Further enjoyment can be found in the numerous diversions from the central, mistaken-identity plot, such as Sam’s romance with Hannah, which threatens to derail the boys (and Big Fat’s) plans, especially after we find out that one of the real safecrackers is Hannah’s ex; little Bernie Jr.’s (Michael Schmidt) quest of “becoming a man” and surviving his bar mitzvah; Paul Giamatti’s typically nerd-heavy performance, especially funny when he’s trying to act badass in front of Big Fat and the boys; and Peter Dinklage’s small role as a hitman who used to have a thing for pretty girl-next-door Hannah.

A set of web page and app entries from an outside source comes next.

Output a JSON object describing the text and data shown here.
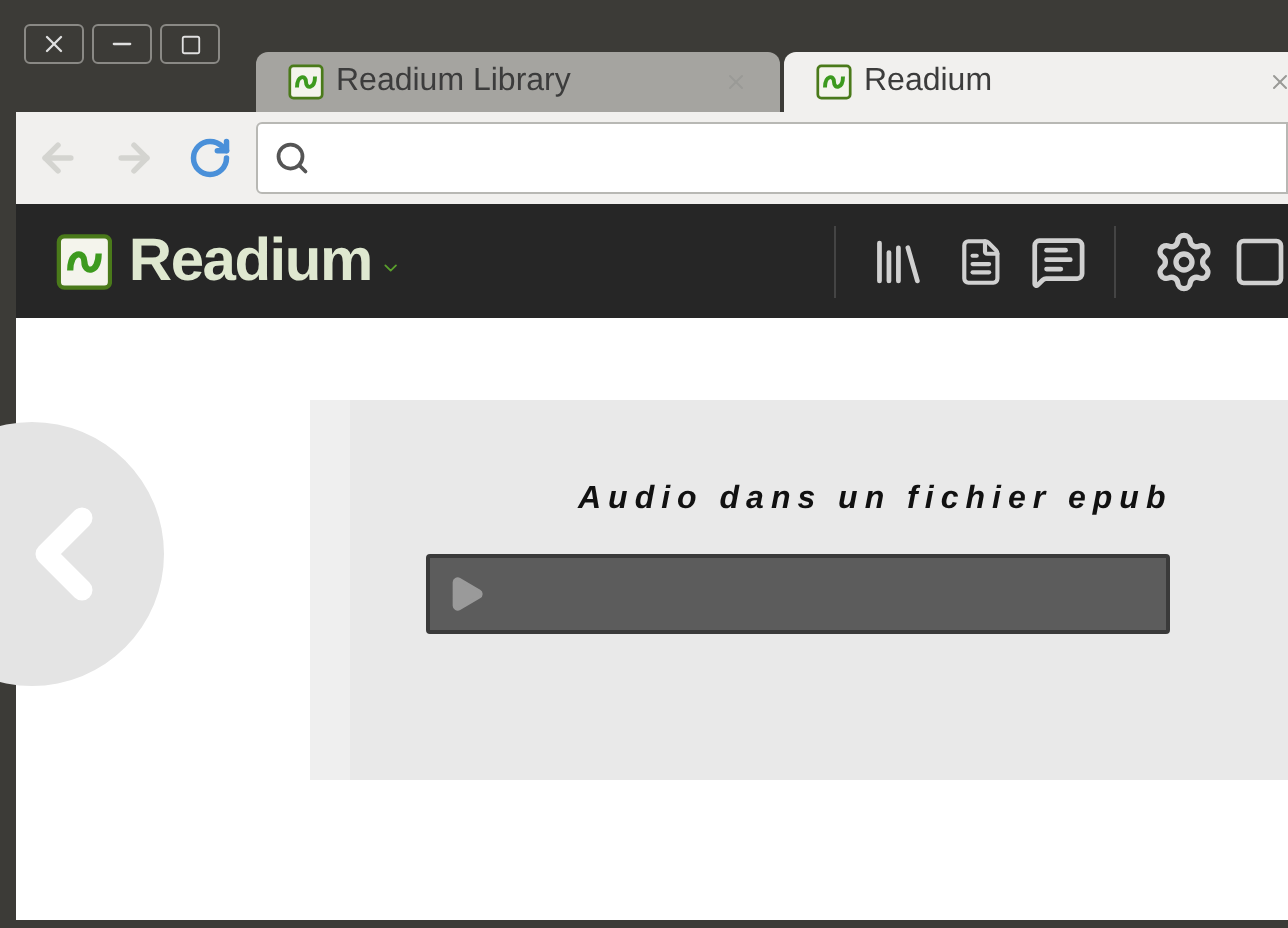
{
  "tabs": [
    {
      "label": "Readium Library",
      "selected": false
    },
    {
      "label": "Readium",
      "selected": true
    }
  ],
  "app_bar": {
    "brand": "Readium"
  },
  "content": {
    "title": "Audio dans un fichier epub"
  }
}
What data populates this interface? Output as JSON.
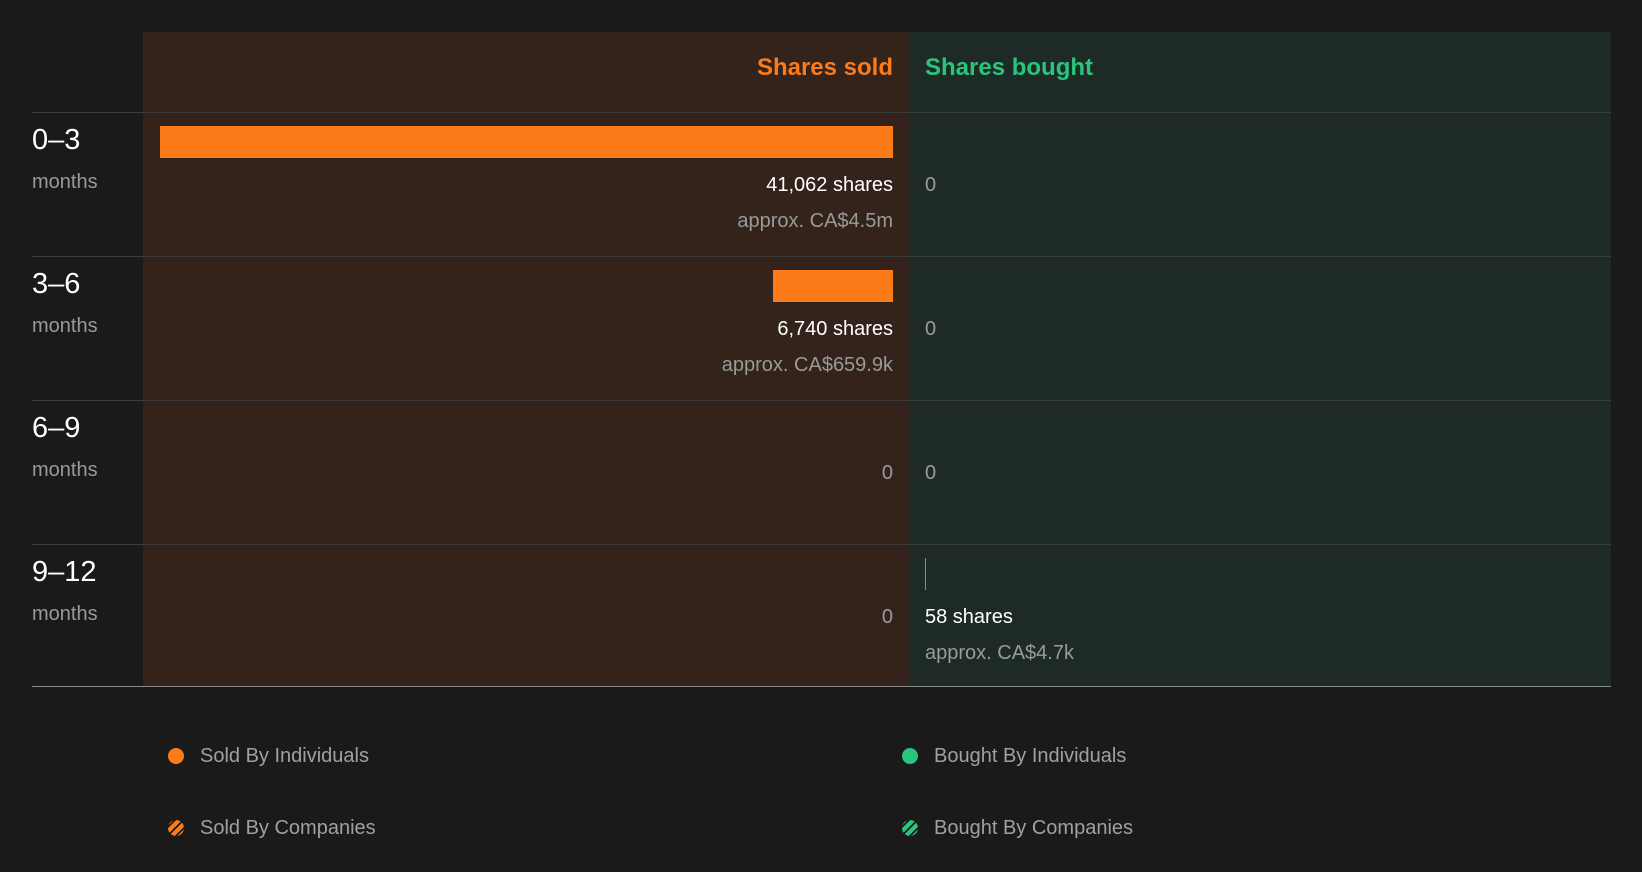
{
  "colors": {
    "sold": "#fb7a19",
    "bought": "#2bc47d",
    "sold_bg": "#33231b",
    "bought_bg": "#1d2a25"
  },
  "chart_data": {
    "type": "bar",
    "orientation": "horizontal-diverging",
    "headers": {
      "sold": "Shares sold",
      "bought": "Shares bought"
    },
    "categories": [
      {
        "range": "0-3",
        "unit": "months"
      },
      {
        "range": "3-6",
        "unit": "months"
      },
      {
        "range": "6-9",
        "unit": "months"
      },
      {
        "range": "9-12",
        "unit": "months"
      }
    ],
    "series": [
      {
        "name": "Shares sold",
        "values": [
          41062,
          6740,
          0,
          0
        ],
        "shares_labels": [
          "41,062 shares",
          "6,740 shares",
          "0",
          "0"
        ],
        "value_labels": [
          "approx. CA$4.5m",
          "approx. CA$659.9k",
          "",
          ""
        ]
      },
      {
        "name": "Shares bought",
        "values": [
          0,
          0,
          0,
          58
        ],
        "shares_labels": [
          "0",
          "0",
          "0",
          "58 shares"
        ],
        "value_labels": [
          "",
          "",
          "",
          "approx. CA$4.7k"
        ]
      }
    ],
    "legend": {
      "placement": "bottom",
      "items": [
        {
          "label": "Sold By Individuals",
          "color": "#fb7a19",
          "pattern": "solid"
        },
        {
          "label": "Bought By Individuals",
          "color": "#2bc47d",
          "pattern": "solid"
        },
        {
          "label": "Sold By Companies",
          "color": "#fb7a19",
          "pattern": "striped"
        },
        {
          "label": "Bought By Companies",
          "color": "#2bc47d",
          "pattern": "striped"
        }
      ]
    }
  }
}
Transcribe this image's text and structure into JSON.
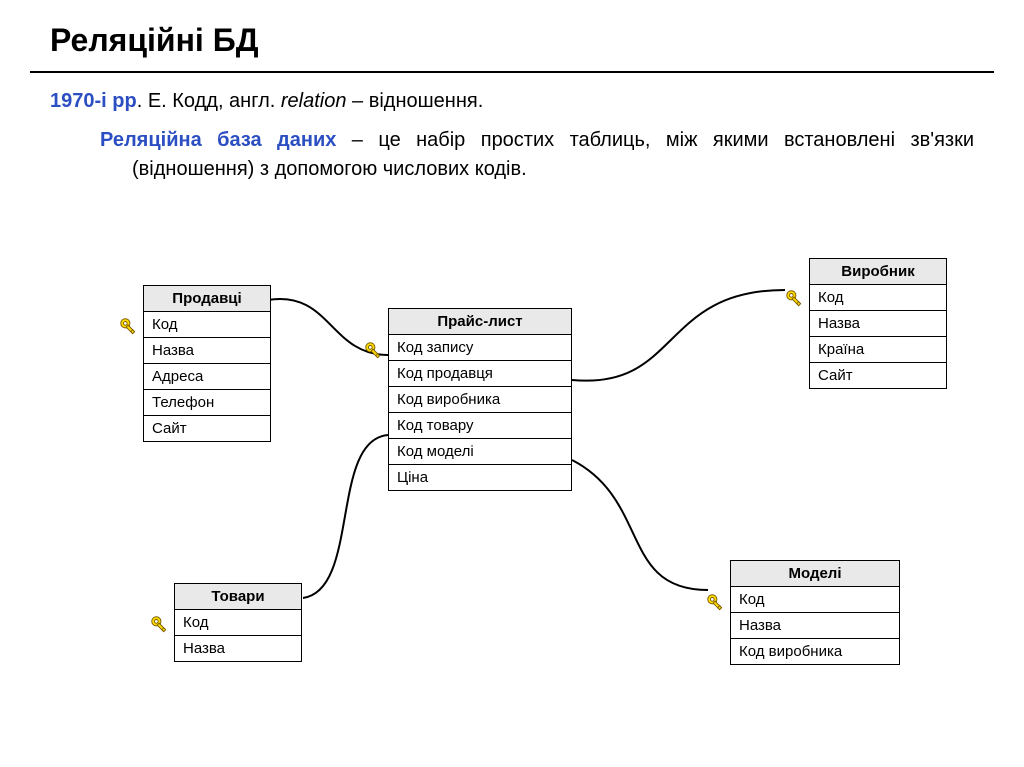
{
  "title": "Реляційні БД",
  "line1": {
    "prefix": "1970-і рр",
    "rest": ". Е. Кодд, англ. ",
    "italic": "relation",
    "tail": " – відношення."
  },
  "line2": {
    "prefix": "Реляційна база даних",
    "rest": " – це набір простих таблиць, між якими встановлені зв'язки (відношення) з допомогою числових кодів."
  },
  "entities": {
    "sellers": {
      "title": "Продавці",
      "fields": [
        "Код",
        "Назва",
        "Адреса",
        "Телефон",
        "Сайт"
      ]
    },
    "pricelist": {
      "title": "Прайс-лист",
      "fields": [
        "Код запису",
        "Код продавця",
        "Код виробника",
        "Код товару",
        "Код моделі",
        "Ціна"
      ]
    },
    "manufacturer": {
      "title": "Виробник",
      "fields": [
        "Код",
        "Назва",
        "Країна",
        "Сайт"
      ]
    },
    "goods": {
      "title": "Товари",
      "fields": [
        "Код",
        "Назва"
      ]
    },
    "models": {
      "title": "Моделі",
      "fields": [
        "Код",
        "Назва",
        "Код виробника"
      ]
    }
  }
}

According to the limited information I see online, the film had a budget of around $1 million and a box office take of just under $46,000 as most who remember it caught it on the VHS shelves of their local video store (like me). There are no special features on Mill Creek’s barebones Blu-ray, but English subtitles are included (too bad the old 2006 Universal DVD commentary with director John Hamburg couldn’t be ported over). As a flashback to an era and a flavor of film you don’t see anymore, there’s enough cultural nostalgia for viewers of a certain age to enjoy Safe Men.